Feedback loops for discrete processes are generally much simpler than continuous control loops since discrete processes do not involve as much inertia. The driver controlling the car gets instantaneous results after turning on the lights, whereas the cruise control sees much more gradual results as the car slowly speeds up or slows down.
Inertia tends to complicate the design of a continuous control loop since a continuous controller typically needs to make a series of decisions before the results of its earlier efforts are completely evident. It has to anticipate the cumulative effects of its recent corrective efforts and plan future efforts accordingly. Waiting to see how each one turns out before trying another simply takes too long.
Open-loop controllers do not use feedback per se. They apply a single control effort when so commanded and assume that the desired results will be achieved. An open-loop controller may still measure the results of its commands: Did the door actually open? Did the motor actually start? Is the pump actually off? Generally, these actions are for safety considerations rather than as part of the control sequence.

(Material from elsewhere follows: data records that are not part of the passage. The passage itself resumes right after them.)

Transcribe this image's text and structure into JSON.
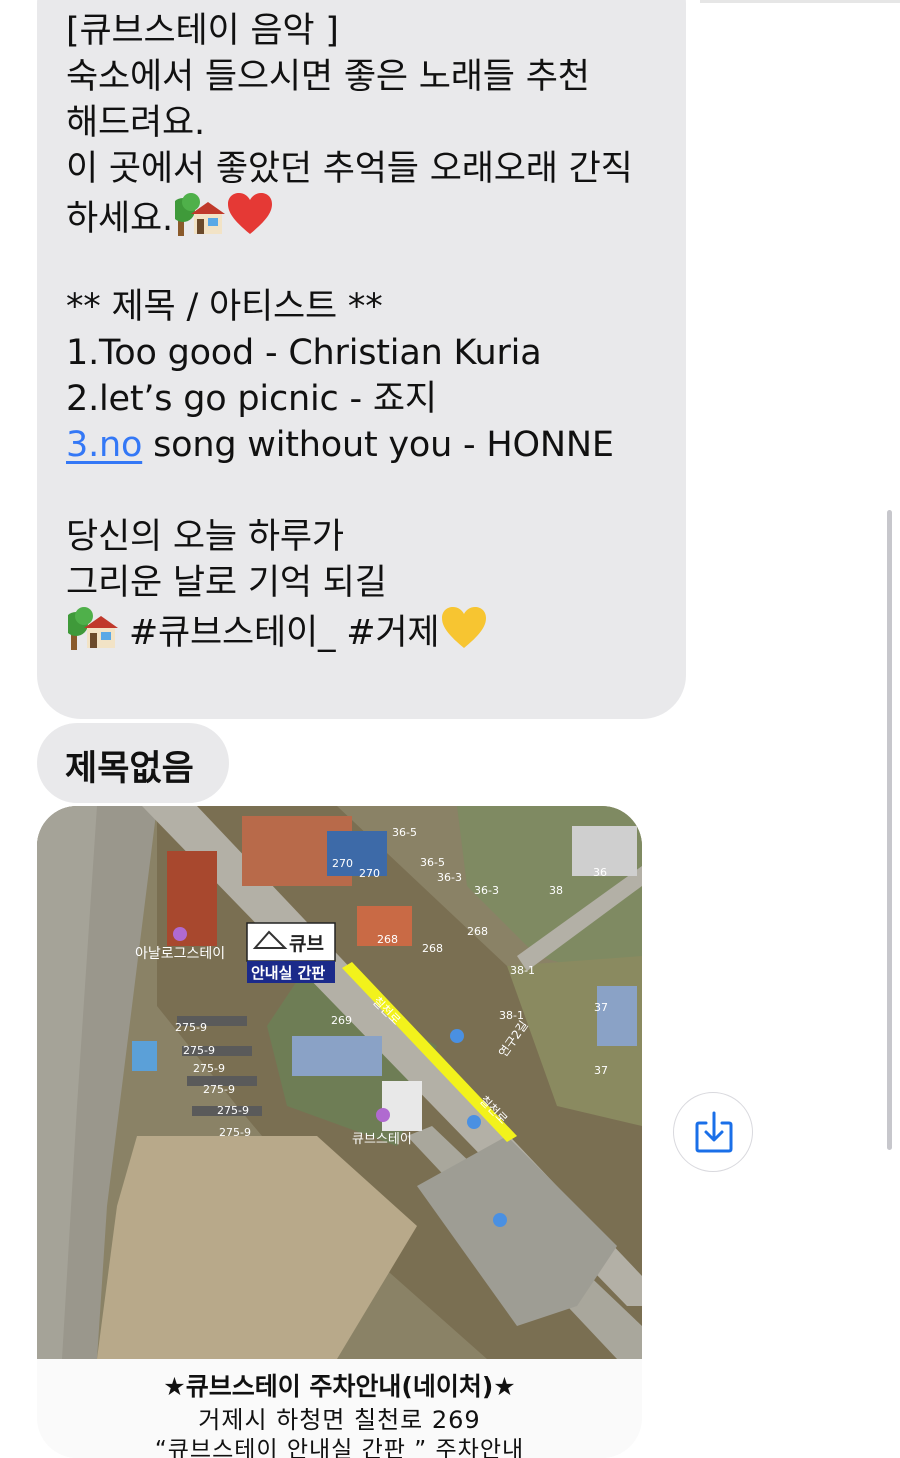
{
  "message": {
    "lines": [
      "[큐브스테이 음악 ]",
      "숙소에서 들으시면 좋은 노래들 추천",
      "해드려요.",
      "이 곳에서 좋았던 추억들 오래오래 간직",
      "하세요.",
      "",
      "** 제목 / 아티스트 **",
      "1.Too good - Christian Kuria",
      "2.let’s go picnic - 죠지",
      "3.no",
      " song without you - HONNE",
      "",
      "당신의 오늘 하루가",
      "그리운 날로 기억 되길",
      " #큐브스테이_ #거제"
    ]
  },
  "title_message": "제목없음",
  "map": {
    "sign_brand": "큐브",
    "sign_label": "안내실 간판",
    "labels": {
      "anal": "아날로그스테이",
      "cube": "큐브스테이",
      "road1": "칠천로",
      "road2": "칠천로",
      "road3": "연구2길",
      "n365": "36-5",
      "n365b": "36-5",
      "n363": "36-3",
      "n363b": "36-3",
      "n270a": "270",
      "n270b": "270",
      "n268a": "268",
      "n268b": "268",
      "n268c": "268",
      "n38": "38",
      "n381": "38-1",
      "n381b": "38-1",
      "n36": "36",
      "n37a": "37",
      "n37b": "37",
      "n269": "269",
      "n2759a": "275-9",
      "n2759b": "275-9",
      "n2759c": "275-9",
      "n2759d": "275-9",
      "n2759e": "275-9",
      "n2759f": "275-9"
    }
  },
  "caption": {
    "line1": "★큐브스테이 주차안내(네이처)★",
    "line2": "거제시 하청면 칠천로 269",
    "line3": "“큐브스테이 안내실 간판 ”  주차안내"
  },
  "icons": {
    "house": "house-with-garden-icon",
    "heart": "red-heart-icon",
    "yellow_heart": "yellow-heart-icon",
    "save": "save-download-icon"
  },
  "colors": {
    "bubble": "#e9e9eb",
    "link": "#3478f6",
    "accent": "#1a6fe8"
  }
}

Even closed-loop feedback controllers must operate in an open-loop mode on occasion. A sensor may fail to generate the feedback signal or an operator may take over the feedback operation in order to manipulate the controller's output manually.
Operator intervention is generally required when a feedback controller proves unable to maintain stable closed-loop control. For example, a particularly aggressive pressure controller may overcompensate for a drop in line pressure. If the controller then overcompensates for its overcompensation, the pressure may end up lower than before, then higher, then even lower, then even higher, etc. The simplest way to terminate such unstable oscillations is to break the loop and regain control manually.
There are also many applications where experienced operators can make manual corrections faster than a feedback controller can. Using their knowledge of the process' past behavior, operators can manipulate the process inputs now to achieve the desired output values later. A feedback controller, on the other hand, must wait until the effects of its latest efforts are measurable before it can decide on the next appropriate control action. Predictable processes with longtime constants or excessive dead time are particularly suited for open-loop manual control.
Open- and closed-loop control combined
The principal drawback of open-loop control is a loss of accuracy. Without feedback, there is no guarantee that the control efforts applied to the process will actually have the desired effect. If speed and accuracy are both required, open-loop and closed-loop control can be applied simultaneously using a feedforward strategy. A feedforward controller uses a mathematical model of the process to make its initial control moves like an experienced operator would. It then measures the results of its open-loop efforts and makes additional corrections as necessary like a traditional feedback controller.
Feedforward is particularly useful when sensors are available to measure an impending disturbance before it hits the process. If its future effects on the process can be accurately predicted with the process model, the controller can take preemptive actions to counteract the disturbance as it occurs.